- [Exercise aim]
Read through the listing below, and copy every line where the string "Untitled" appears.

=== Supplied records ===

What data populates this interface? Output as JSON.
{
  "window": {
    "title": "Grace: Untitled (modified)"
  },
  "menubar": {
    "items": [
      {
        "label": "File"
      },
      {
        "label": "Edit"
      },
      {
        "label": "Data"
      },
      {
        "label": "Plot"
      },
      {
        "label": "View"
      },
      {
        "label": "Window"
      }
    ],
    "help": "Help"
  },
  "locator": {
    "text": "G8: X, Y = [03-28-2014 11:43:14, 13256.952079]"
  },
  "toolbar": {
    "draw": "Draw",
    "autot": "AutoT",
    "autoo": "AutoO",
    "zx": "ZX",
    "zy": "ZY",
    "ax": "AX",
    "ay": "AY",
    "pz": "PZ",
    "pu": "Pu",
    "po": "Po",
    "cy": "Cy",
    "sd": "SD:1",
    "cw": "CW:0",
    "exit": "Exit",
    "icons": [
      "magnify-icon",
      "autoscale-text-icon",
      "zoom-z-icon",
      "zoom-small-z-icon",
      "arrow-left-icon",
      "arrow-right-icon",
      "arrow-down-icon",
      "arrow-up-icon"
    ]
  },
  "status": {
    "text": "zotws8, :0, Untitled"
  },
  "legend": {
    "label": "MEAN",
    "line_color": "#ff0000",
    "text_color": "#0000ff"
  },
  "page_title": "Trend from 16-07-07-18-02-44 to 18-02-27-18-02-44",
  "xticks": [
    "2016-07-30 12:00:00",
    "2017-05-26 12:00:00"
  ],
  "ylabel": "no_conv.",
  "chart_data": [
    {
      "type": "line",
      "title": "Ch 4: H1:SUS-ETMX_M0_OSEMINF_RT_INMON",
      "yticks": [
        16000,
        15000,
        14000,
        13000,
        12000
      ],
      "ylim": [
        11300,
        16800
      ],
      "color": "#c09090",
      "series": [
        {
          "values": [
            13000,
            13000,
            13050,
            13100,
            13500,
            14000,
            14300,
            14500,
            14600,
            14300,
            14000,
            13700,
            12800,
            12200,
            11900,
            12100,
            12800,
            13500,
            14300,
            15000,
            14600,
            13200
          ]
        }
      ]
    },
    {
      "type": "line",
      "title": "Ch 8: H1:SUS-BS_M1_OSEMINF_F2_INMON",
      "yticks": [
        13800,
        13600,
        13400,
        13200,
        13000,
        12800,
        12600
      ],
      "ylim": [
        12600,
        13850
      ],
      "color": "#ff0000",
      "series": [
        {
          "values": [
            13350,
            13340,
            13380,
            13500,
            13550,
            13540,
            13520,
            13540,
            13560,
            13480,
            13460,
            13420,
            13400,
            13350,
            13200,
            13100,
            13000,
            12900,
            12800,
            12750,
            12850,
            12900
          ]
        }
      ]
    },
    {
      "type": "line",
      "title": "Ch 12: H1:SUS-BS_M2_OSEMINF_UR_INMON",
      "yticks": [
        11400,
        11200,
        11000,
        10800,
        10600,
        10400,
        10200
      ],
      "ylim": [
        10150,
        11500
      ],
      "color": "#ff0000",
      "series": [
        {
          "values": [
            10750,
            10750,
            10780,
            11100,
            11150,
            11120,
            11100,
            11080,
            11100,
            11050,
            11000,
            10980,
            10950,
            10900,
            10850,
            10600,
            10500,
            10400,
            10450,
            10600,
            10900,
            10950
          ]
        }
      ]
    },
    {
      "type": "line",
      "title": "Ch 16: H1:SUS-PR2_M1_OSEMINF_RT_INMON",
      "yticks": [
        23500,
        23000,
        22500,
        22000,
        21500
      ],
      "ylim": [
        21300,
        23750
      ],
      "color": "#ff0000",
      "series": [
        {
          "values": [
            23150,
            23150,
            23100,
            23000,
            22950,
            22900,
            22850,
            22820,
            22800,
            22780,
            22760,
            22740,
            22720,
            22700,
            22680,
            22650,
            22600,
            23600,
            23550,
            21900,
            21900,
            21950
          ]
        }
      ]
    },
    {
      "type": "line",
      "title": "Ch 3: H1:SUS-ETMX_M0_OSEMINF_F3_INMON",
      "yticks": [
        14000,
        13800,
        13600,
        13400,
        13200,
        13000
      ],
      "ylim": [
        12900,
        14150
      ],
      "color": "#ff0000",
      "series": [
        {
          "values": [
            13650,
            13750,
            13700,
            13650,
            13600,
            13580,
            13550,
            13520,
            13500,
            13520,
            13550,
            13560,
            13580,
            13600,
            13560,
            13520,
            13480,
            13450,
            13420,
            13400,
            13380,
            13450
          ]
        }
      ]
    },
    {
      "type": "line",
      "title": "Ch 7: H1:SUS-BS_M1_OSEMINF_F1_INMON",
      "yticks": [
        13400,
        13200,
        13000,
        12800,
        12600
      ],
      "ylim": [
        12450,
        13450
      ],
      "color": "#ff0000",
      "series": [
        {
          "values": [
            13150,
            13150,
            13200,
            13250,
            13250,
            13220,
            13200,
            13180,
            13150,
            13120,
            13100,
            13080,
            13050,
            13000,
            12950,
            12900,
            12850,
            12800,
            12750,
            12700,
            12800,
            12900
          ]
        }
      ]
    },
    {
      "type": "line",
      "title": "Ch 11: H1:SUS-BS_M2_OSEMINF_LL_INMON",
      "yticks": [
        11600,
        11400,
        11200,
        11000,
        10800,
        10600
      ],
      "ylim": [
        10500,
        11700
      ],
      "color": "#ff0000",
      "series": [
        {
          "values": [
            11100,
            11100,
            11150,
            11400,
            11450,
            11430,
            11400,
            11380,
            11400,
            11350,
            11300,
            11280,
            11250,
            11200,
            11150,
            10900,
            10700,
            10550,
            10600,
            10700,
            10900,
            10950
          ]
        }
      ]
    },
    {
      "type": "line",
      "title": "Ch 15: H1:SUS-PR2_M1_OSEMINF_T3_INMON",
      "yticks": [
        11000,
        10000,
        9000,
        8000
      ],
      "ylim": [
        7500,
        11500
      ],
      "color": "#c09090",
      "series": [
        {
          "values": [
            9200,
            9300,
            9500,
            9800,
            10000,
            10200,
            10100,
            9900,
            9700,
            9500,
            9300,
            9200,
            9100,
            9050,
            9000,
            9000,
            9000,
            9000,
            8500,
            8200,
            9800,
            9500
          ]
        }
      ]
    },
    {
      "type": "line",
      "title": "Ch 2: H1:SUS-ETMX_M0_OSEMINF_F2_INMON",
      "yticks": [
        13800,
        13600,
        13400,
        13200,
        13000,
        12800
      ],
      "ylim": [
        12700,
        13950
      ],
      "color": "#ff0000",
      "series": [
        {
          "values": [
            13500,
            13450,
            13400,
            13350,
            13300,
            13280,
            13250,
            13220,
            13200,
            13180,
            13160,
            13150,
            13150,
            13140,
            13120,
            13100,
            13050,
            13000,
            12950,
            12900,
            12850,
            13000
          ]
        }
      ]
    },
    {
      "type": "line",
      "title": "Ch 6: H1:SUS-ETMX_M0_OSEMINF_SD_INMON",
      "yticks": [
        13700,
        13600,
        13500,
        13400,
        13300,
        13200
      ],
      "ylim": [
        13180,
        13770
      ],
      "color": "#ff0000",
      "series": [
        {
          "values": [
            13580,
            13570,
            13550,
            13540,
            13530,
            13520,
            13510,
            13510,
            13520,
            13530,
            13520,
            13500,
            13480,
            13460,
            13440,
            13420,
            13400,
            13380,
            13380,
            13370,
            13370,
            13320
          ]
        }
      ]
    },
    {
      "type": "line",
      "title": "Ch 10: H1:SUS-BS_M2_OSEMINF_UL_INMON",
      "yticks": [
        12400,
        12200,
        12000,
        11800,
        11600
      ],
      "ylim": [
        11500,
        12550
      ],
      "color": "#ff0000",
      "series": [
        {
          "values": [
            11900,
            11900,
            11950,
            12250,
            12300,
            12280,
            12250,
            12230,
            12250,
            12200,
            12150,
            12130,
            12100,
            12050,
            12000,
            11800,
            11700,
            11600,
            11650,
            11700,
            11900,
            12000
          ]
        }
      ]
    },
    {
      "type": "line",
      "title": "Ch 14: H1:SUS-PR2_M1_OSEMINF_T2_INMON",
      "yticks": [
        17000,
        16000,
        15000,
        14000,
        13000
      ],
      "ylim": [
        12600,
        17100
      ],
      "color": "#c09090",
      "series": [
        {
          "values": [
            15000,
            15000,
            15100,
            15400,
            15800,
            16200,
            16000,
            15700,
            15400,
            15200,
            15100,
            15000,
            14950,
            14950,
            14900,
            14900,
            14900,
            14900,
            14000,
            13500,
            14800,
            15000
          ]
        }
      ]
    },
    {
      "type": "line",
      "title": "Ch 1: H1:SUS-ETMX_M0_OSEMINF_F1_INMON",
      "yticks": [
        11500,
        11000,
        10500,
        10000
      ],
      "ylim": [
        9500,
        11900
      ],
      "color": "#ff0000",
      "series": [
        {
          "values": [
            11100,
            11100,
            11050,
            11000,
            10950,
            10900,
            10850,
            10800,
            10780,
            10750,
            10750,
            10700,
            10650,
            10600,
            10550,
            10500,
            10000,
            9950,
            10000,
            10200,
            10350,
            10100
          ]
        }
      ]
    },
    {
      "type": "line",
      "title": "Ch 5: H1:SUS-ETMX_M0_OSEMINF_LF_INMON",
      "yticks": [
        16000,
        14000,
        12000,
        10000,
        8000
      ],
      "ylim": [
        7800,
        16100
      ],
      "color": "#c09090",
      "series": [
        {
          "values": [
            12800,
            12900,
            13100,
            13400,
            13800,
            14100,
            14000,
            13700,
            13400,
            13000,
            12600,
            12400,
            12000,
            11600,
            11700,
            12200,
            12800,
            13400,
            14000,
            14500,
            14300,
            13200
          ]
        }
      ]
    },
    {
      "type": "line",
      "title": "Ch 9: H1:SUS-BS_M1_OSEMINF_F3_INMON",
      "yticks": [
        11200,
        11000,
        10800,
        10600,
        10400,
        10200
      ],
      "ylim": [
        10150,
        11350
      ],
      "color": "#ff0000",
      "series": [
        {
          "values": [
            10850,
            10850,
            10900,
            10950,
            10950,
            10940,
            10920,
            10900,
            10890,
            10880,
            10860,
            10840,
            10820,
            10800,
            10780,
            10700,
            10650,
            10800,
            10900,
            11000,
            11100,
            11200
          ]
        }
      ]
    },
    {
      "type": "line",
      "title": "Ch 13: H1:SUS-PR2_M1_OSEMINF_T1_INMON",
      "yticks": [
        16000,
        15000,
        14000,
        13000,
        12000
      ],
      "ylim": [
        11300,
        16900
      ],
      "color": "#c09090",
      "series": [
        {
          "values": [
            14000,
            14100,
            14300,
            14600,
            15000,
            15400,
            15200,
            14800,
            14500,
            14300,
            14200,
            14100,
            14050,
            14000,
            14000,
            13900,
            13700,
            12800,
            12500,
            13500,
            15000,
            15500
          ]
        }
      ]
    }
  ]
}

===

- [Result of this task]
    "title": "Grace: Untitled (modified)"
    "text": "zotws8, :0, Untitled"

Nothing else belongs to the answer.